Required action: Where does the string "JSON" occur in the records below? Copy every line that holds it.

Component data from apps and pages:
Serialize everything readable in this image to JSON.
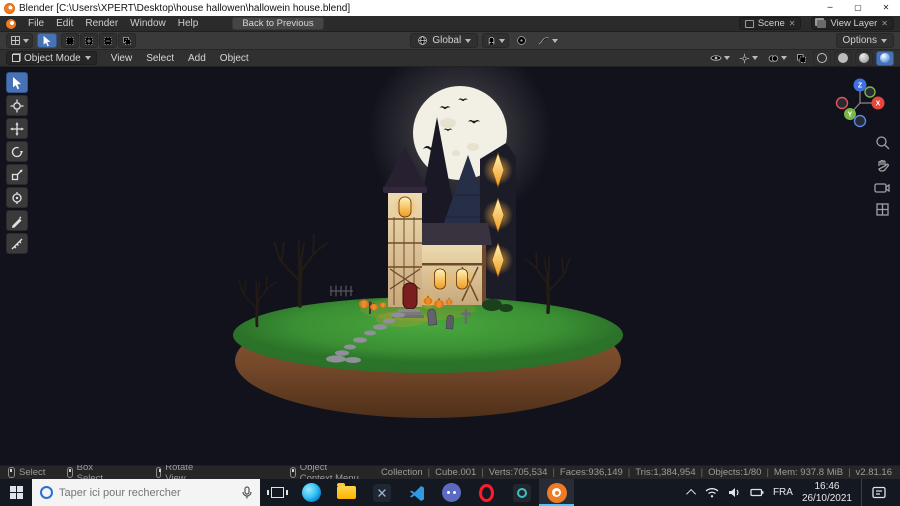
{
  "window": {
    "title": "Blender [C:\\Users\\XPERT\\Desktop\\house hallowen\\hallowein house.blend]"
  },
  "icons": {
    "minimize": "─",
    "maximize": "▢",
    "close": "✕",
    "unlink": "✕"
  },
  "topbar": {
    "menus": [
      "File",
      "Edit",
      "Render",
      "Window",
      "Help"
    ],
    "back_button": "Back to Previous",
    "scene_label": "Scene",
    "view_layer_label": "View Layer"
  },
  "toolrow": {
    "orientation": "Global",
    "options_label": "Options"
  },
  "viewport_header": {
    "mode": "Object Mode",
    "menus": [
      "View",
      "Select",
      "Add",
      "Object"
    ]
  },
  "gizmo": {
    "x": "X",
    "y": "Y",
    "z": "Z"
  },
  "statusbar": {
    "hints": [
      "Select",
      "Box Select",
      "Rotate View",
      "Object Context Menu"
    ],
    "stats": [
      "Collection",
      "Cube.001",
      "Verts:705,534",
      "Faces:936,149",
      "Tris:1,384,954",
      "Objects:1/80",
      "Mem: 937.8 MiB",
      "v2.81.16"
    ]
  },
  "taskbar": {
    "search_placeholder": "Taper ici pour rechercher",
    "language": "FRA",
    "time": "16:46",
    "date": "26/10/2021",
    "app_icons": [
      "edge-icon",
      "file-explorer-icon",
      "dark-app-icon",
      "vscode-icon",
      "discord-icon",
      "opera-icon",
      "dark-app-icon-2",
      "blender-icon"
    ]
  },
  "colors": {
    "accent": "#4772b3",
    "viewportBg": "#12121d",
    "titlebar": "#ffffff",
    "taskbar": "#141821",
    "moon": "#f2efe4",
    "windowGlow": "#ffb53d",
    "grass": "#3a8f33",
    "soil": "#74482a"
  }
}
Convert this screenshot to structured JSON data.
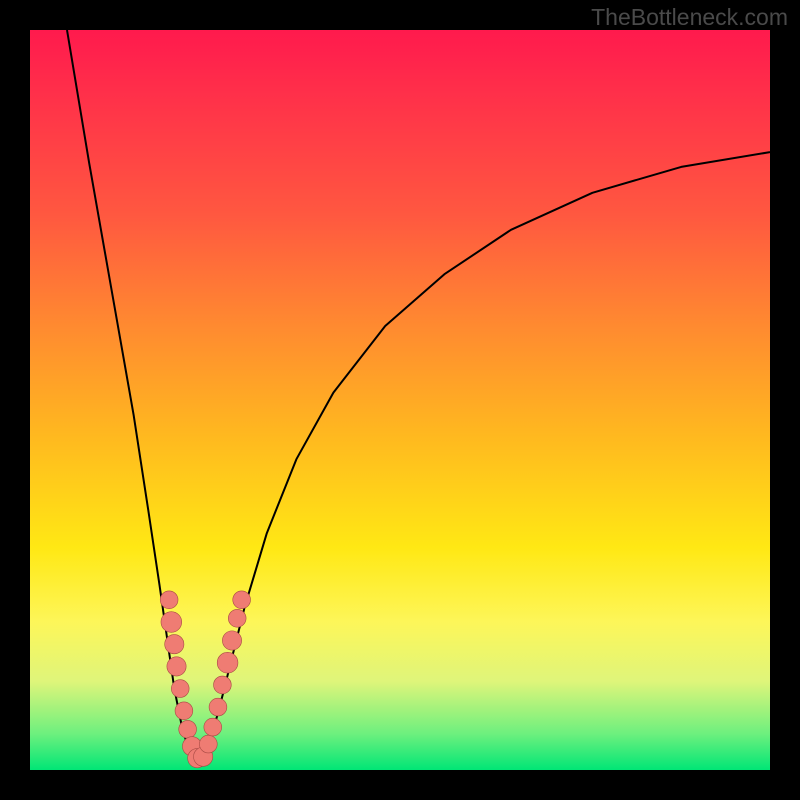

Written answer:
Serialize everything readable in this image to JSON.
Convert this screenshot to structured JSON data.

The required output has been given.